Are product reviews the data source to be mined by investors?  (Moneyland)

Mixed media

Outsource stuff you don’t care about.  (Chris Dixon)

The downside of a STEM degree: the glass ceiling.  (Bloomberg)

Why we humans are suckers for round numbers.  (Scientific Amreican)

Abnormal Returns is a founding member of the StockTwits Blog Network.

This content, which contains security-related opinions and/or information, is provided for informational purposes only and should not be relied upon in any manner as professional advice, or an endorsement of any practices, products or services. There can be no guarantees or assurances that the views expressed here will be applicable for any particular facts or circumstances, and should not be relied upon in any manner. You should consult your own advisers as to legal, business, tax, and other related matters concerning any investment.

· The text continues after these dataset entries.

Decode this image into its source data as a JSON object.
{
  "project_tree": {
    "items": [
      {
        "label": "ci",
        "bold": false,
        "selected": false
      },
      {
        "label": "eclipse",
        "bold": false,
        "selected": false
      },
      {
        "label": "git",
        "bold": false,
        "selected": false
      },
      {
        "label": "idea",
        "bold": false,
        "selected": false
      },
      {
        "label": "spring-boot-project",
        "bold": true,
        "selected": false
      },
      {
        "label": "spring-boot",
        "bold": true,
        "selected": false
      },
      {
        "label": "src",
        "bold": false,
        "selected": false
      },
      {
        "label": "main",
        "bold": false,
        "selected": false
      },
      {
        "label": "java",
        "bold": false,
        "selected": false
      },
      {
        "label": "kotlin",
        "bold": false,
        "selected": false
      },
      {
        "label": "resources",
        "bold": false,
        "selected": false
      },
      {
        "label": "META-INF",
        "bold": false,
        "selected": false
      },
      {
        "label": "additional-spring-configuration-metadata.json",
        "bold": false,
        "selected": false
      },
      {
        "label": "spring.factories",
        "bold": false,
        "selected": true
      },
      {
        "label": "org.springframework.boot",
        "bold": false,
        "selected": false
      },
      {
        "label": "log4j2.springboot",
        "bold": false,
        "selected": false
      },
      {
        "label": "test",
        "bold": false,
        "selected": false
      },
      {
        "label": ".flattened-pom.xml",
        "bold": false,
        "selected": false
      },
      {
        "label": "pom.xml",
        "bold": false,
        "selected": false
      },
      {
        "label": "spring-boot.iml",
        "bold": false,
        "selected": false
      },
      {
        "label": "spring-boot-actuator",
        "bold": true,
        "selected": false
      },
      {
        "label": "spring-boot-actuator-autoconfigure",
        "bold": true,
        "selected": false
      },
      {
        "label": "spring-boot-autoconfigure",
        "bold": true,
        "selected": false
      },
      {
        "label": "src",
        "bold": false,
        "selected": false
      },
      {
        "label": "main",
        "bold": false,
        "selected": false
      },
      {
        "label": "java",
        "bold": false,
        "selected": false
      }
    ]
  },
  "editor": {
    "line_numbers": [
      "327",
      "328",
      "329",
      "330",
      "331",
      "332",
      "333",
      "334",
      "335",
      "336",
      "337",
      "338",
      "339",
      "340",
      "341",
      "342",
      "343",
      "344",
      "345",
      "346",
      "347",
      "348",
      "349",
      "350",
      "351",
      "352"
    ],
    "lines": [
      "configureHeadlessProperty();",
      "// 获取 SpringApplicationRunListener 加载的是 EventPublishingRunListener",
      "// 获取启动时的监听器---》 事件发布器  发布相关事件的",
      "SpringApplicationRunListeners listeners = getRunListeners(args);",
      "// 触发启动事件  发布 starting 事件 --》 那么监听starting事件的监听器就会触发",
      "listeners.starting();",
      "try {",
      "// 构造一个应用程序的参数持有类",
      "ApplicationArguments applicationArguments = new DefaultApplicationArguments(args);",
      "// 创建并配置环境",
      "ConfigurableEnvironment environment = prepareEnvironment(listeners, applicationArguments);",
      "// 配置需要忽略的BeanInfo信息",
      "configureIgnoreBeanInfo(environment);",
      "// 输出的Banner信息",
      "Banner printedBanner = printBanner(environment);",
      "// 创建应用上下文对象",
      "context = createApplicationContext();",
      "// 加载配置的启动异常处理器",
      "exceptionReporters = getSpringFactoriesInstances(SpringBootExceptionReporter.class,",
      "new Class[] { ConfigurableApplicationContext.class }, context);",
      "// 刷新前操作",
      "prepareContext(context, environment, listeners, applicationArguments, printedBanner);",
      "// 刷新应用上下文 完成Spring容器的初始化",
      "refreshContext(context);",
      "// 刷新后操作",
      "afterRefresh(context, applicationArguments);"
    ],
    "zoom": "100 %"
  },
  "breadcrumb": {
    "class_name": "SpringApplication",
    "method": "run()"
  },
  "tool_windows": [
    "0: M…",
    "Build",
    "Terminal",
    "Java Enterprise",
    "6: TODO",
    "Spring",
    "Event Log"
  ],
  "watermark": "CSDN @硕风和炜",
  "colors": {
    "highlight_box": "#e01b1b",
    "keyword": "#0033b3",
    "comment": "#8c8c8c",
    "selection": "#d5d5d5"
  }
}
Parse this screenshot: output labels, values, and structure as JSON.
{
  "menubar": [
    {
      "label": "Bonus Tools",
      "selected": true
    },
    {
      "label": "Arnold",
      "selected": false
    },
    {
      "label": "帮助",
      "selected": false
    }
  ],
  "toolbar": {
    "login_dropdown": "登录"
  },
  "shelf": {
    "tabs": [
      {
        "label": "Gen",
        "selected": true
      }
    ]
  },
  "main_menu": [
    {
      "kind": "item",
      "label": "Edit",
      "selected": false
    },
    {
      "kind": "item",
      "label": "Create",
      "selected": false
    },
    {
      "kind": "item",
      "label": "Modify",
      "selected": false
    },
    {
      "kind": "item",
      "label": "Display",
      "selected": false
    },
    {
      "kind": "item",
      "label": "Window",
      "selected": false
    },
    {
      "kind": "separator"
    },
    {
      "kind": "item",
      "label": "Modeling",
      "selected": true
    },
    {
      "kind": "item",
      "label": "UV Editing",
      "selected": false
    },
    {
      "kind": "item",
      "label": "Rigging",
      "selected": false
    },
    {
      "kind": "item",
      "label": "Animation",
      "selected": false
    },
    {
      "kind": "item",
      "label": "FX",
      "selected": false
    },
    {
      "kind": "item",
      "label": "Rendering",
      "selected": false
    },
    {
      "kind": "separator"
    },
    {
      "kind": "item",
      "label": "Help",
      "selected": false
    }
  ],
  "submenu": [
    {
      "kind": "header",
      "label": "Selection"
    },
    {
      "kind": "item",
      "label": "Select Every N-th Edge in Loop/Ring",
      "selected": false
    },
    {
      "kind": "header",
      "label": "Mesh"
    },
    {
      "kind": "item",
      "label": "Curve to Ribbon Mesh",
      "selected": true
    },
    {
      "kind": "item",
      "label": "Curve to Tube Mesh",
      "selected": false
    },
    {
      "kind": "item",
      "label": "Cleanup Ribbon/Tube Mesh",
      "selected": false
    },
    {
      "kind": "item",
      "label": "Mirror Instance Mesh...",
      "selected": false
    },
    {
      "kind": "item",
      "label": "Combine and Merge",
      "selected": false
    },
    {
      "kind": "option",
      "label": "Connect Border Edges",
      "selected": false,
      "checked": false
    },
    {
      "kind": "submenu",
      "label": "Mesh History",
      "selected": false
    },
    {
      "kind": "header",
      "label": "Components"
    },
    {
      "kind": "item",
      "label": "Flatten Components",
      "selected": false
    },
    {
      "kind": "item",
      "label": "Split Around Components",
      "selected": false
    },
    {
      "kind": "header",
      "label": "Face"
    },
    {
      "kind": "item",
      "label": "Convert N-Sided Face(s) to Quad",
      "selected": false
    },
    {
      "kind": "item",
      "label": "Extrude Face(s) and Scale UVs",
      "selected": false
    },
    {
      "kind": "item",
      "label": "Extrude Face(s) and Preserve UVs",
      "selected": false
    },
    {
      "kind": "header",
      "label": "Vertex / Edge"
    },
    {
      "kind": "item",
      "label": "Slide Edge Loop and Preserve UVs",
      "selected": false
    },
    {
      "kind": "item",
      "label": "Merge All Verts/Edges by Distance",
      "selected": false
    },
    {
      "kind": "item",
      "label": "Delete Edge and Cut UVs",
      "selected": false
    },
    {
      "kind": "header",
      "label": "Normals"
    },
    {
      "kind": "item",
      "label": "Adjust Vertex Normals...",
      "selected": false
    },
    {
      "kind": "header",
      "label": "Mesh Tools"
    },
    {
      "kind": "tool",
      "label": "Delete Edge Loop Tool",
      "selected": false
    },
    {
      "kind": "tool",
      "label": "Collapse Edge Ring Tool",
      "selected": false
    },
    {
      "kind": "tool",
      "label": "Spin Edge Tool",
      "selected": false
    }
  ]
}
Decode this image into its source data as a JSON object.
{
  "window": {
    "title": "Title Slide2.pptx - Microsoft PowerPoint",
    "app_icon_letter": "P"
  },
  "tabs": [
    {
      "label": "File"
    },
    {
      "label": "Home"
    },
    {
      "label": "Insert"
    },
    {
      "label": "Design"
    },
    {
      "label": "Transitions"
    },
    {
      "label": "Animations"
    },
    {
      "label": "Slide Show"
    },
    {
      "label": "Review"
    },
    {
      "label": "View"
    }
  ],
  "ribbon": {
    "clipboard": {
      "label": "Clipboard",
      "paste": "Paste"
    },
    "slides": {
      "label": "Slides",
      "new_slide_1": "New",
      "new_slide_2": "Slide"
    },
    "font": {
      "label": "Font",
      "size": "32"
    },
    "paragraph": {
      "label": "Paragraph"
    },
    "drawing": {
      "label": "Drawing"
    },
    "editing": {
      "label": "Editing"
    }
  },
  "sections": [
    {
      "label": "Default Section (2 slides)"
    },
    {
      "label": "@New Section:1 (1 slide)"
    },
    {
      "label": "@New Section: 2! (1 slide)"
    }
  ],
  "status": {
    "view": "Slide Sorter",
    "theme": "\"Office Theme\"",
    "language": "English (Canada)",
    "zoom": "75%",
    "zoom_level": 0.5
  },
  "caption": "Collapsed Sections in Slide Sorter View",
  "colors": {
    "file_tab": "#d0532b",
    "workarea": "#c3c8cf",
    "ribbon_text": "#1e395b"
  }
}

The commentary in this “post” (including any related blog, podcasts, videos, and social media) reflects the personal opinions, viewpoints, and analyses of the Ritholtz Wealth Management employees providing such comments, and should not be regarded the views of Ritholtz Wealth Management LLC. or its respective affiliates or as a description of advisory services provided by Ritholtz Wealth Management or performance returns of any Ritholtz Wealth Management Investments client.

References to any securities or digital assets, or performance data, are for illustrative purposes only and do not constitute an investment recommendation or offer to provide investment advisory services. Charts and graphs provided within are for informational purposes solely and should not be relied upon when making any investment decision. Past performance is not indicative of future results. The content speaks only as of the date indicated. Any projections, estimates, forecasts, targets, prospects, and/or opinions expressed in these materials are subject to change without notice and may differ or be contrary to opinions expressed by others.

Please see disclosures here.

Please see the Terms & Conditions page for a full disclaimer.